Keep to the lines from the one with "What data populates" through the end of the data, and write them out exactly.

[Opening DATA FOR THIS TASK section]

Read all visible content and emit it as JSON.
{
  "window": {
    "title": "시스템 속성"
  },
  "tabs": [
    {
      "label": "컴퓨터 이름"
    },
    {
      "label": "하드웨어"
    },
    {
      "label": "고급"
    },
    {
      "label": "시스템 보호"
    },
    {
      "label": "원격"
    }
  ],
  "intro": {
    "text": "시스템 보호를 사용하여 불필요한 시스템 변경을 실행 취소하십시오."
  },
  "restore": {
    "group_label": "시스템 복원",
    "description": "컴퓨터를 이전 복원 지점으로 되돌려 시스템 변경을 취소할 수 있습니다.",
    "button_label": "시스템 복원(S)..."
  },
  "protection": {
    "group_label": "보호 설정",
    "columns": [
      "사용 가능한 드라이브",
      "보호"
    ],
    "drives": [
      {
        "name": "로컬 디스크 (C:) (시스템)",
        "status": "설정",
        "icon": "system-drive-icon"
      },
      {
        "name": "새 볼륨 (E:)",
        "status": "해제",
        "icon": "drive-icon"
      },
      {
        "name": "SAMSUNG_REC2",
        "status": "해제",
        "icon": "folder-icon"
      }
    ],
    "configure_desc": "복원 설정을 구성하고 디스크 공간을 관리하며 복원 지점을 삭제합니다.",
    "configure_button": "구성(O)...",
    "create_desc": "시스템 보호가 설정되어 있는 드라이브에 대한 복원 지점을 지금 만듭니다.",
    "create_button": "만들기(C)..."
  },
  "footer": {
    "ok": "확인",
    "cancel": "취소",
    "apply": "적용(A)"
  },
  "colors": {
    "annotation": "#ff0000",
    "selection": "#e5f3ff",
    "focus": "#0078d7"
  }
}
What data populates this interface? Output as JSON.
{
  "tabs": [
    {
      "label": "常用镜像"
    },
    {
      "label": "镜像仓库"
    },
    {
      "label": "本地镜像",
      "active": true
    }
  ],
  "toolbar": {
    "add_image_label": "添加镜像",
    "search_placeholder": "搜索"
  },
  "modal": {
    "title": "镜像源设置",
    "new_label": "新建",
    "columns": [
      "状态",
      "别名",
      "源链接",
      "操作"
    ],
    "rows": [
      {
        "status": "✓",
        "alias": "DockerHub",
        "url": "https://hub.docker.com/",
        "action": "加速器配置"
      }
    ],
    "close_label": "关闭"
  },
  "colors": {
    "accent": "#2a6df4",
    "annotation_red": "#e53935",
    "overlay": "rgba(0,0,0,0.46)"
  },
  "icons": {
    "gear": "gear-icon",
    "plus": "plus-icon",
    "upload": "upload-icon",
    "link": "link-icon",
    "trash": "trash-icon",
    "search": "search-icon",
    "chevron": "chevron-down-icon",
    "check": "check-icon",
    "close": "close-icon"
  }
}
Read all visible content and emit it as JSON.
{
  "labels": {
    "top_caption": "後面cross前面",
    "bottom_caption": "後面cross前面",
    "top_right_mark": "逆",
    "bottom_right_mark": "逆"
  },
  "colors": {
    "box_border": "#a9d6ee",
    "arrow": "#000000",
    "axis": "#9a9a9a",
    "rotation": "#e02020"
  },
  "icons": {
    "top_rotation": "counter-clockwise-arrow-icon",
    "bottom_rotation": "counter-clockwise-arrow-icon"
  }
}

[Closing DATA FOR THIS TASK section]

■ COMPLETED TASK:
What data populates this interface? Output as JSON.
{
  "tabs": [
    {
      "label": "常用镜像"
    },
    {
      "label": "镜像仓库"
    },
    {
      "label": "本地镜像",
      "active": true
    }
  ],
  "toolbar": {
    "add_image_label": "添加镜像",
    "search_placeholder": "搜索"
  },
  "modal": {
    "title": "镜像源设置",
    "new_label": "新建",
    "columns": [
      "状态",
      "别名",
      "源链接",
      "操作"
    ],
    "rows": [
      {
        "status": "✓",
        "alias": "DockerHub",
        "url": "https://hub.docker.com/",
        "action": "加速器配置"
      }
    ],
    "close_label": "关闭"
  },
  "colors": {
    "accent": "#2a6df4",
    "annotation_red": "#e53935",
    "overlay": "rgba(0,0,0,0.46)"
  },
  "icons": {
    "gear": "gear-icon",
    "plus": "plus-icon",
    "upload": "upload-icon",
    "link": "link-icon",
    "trash": "trash-icon",
    "search": "search-icon",
    "chevron": "chevron-down-icon",
    "check": "check-icon",
    "close": "close-icon"
  }
}
Read all visible content and emit it as JSON.
{
  "labels": {
    "top_caption": "後面cross前面",
    "bottom_caption": "後面cross前面",
    "top_right_mark": "逆",
    "bottom_right_mark": "逆"
  },
  "colors": {
    "box_border": "#a9d6ee",
    "arrow": "#000000",
    "axis": "#9a9a9a",
    "rotation": "#e02020"
  },
  "icons": {
    "top_rotation": "counter-clockwise-arrow-icon",
    "bottom_rotation": "counter-clockwise-arrow-icon"
  }
}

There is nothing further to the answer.